This is an essentially pragmatic approach – breaking the ‘end of the world’ into human-sized and human-relevant problems and solutions and ordering them by their importance, feasibility and (opportunity) costs. It builds on the fact that while the principal causal mechanism behind global climate changes is greenhouse gas emissions (important to understanding and modelling the phenomenon itself), solutions need not directly engage with that causal mechanism in the short term. After all, it is the effects of climate change on the things we care about that is important, not some abstract CO2 molecule count. We do not need to fixate entirely on CO2 emissions when other options exist to mitigate the effects of climate change that actually concern us, and seem much cheaper and more effective. (In this regard, Bjorn Lomberg’s pragmatic analysis of the economics of climate change is particularly interesting). Piecemeal actions are easier to achieve and even at national and regional levels can be significant. For example, soot emissions from old-fashioned coal-burning power stations are particularly bad for climate change but relatively easy to regulate and mitigate.

In the longer term, the greenhouse gas build-up must be dealt with, of course, and that will have to be by technological advances that remove CO2 from the atmosphere, such as genetically modified algae and trees, and reduce the carbon intensity of our high energy life-styles, such as cheaper safer nuclear power stations. Such innovations require no prior global agreement to set in train. A high price on carbon in a few rich countries (preferably with a non-regressive carbon tax) and research subsidies would provide the necessary incentives. Nor do they require global agreement for take-up since they will be attractive on their own merits (clean, efficient, cheap).

The pragmatic approach does not require global agreement on a perfect solution through moral or political coercion but actually respects the interests of the human beings concerned. In contrast to the moralising approach which places excessive burdens on the world’s poorest, the pragmatic approach naturally pushes the greatest obligations and costs onto those (rich governments) most able to act. There will of course be new humanitarian demands which the rich world must honour – e.g. from low-lying Bangladesh or the Maldives – but we already know how to build sea-walls and they’re much cheaper than stopping the economy and much more likely to work.

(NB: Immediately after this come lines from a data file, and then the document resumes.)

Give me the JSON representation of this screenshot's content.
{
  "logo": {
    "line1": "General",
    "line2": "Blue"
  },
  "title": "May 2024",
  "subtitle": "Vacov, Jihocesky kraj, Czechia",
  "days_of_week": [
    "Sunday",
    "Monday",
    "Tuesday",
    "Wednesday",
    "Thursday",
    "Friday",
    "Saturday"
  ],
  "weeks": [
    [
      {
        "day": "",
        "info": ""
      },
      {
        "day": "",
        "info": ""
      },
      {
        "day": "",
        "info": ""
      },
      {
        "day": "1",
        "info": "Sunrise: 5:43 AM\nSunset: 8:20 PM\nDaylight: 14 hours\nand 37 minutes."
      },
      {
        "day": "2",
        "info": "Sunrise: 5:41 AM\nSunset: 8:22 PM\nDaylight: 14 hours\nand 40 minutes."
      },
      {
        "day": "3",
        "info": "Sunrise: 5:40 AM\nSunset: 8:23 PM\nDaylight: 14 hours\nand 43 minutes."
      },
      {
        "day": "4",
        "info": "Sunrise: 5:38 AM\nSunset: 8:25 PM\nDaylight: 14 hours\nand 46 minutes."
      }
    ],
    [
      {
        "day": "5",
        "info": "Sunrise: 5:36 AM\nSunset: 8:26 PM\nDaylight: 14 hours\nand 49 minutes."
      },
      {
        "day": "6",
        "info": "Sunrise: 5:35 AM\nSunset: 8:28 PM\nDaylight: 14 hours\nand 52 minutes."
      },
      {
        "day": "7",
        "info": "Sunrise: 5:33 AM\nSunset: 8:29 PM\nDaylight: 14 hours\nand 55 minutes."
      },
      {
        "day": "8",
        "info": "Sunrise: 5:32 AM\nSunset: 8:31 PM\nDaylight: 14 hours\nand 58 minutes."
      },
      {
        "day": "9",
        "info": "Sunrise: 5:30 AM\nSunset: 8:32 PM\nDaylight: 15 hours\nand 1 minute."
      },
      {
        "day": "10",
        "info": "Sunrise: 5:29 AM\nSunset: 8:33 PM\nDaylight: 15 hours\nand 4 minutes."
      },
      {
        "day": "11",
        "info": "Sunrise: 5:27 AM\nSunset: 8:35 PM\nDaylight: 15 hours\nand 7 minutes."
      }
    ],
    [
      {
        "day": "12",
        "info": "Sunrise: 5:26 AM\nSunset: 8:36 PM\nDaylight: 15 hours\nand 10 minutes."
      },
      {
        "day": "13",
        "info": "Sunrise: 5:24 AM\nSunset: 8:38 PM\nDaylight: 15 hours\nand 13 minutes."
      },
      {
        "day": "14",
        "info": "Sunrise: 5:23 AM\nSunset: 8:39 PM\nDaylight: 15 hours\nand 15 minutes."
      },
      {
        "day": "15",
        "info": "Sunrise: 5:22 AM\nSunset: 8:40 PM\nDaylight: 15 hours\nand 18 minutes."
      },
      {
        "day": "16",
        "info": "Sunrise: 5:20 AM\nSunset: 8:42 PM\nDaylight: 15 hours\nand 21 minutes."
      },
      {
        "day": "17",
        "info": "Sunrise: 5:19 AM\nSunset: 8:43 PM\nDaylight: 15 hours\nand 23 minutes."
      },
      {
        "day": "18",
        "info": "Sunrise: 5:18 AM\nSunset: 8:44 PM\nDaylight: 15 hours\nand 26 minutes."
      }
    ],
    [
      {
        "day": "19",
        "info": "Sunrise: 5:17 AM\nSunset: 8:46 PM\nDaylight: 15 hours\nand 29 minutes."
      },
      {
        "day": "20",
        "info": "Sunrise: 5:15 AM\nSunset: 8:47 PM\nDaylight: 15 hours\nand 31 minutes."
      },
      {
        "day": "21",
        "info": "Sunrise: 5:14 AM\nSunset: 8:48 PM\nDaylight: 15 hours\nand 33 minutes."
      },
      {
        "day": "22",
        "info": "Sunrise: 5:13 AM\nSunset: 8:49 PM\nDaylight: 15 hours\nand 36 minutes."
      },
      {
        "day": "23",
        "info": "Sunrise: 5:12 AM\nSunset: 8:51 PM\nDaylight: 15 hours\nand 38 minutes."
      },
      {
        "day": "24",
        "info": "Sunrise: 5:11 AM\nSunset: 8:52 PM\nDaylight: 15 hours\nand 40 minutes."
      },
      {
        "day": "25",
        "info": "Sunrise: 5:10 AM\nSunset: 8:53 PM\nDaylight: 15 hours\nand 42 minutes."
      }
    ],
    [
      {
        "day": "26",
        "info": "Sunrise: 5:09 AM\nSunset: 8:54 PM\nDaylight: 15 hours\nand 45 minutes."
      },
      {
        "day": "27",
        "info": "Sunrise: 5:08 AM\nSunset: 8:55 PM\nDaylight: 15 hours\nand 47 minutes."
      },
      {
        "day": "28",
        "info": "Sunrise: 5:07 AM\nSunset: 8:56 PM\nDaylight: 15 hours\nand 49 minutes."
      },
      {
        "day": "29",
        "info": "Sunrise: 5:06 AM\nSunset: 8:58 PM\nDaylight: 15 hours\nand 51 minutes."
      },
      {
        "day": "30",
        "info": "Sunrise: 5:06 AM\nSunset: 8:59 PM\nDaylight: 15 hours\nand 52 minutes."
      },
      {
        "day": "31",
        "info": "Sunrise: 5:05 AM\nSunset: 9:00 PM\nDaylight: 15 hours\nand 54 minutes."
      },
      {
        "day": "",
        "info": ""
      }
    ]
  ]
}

At present too many supporters of tackling climate change are guilty of the same moral and cognitive melt-down in the face of its complexities that they accuse their detractors of. They are wrong to see the development of human freedoms and well-being as a distraction or even a threat to the world. They are wrong to fixate on an abstract and impossible problem (350 CO2 ppm) and seek a perfect solution without reference to wider ethical, political, and pragmatic issues. They are wrong to give up so easily on our human ingenuity and commitment and settle for retreating into the darkness of ’sustainability’. We best fulfill our duty to future generations by making this world a better place for all the people in it – not by leaving them the world in the same exact state we found it, but by ensuring that we leave them all with possibilities enough and as good as we in the rich world have had for living good lives. If not better!

Leave a Reply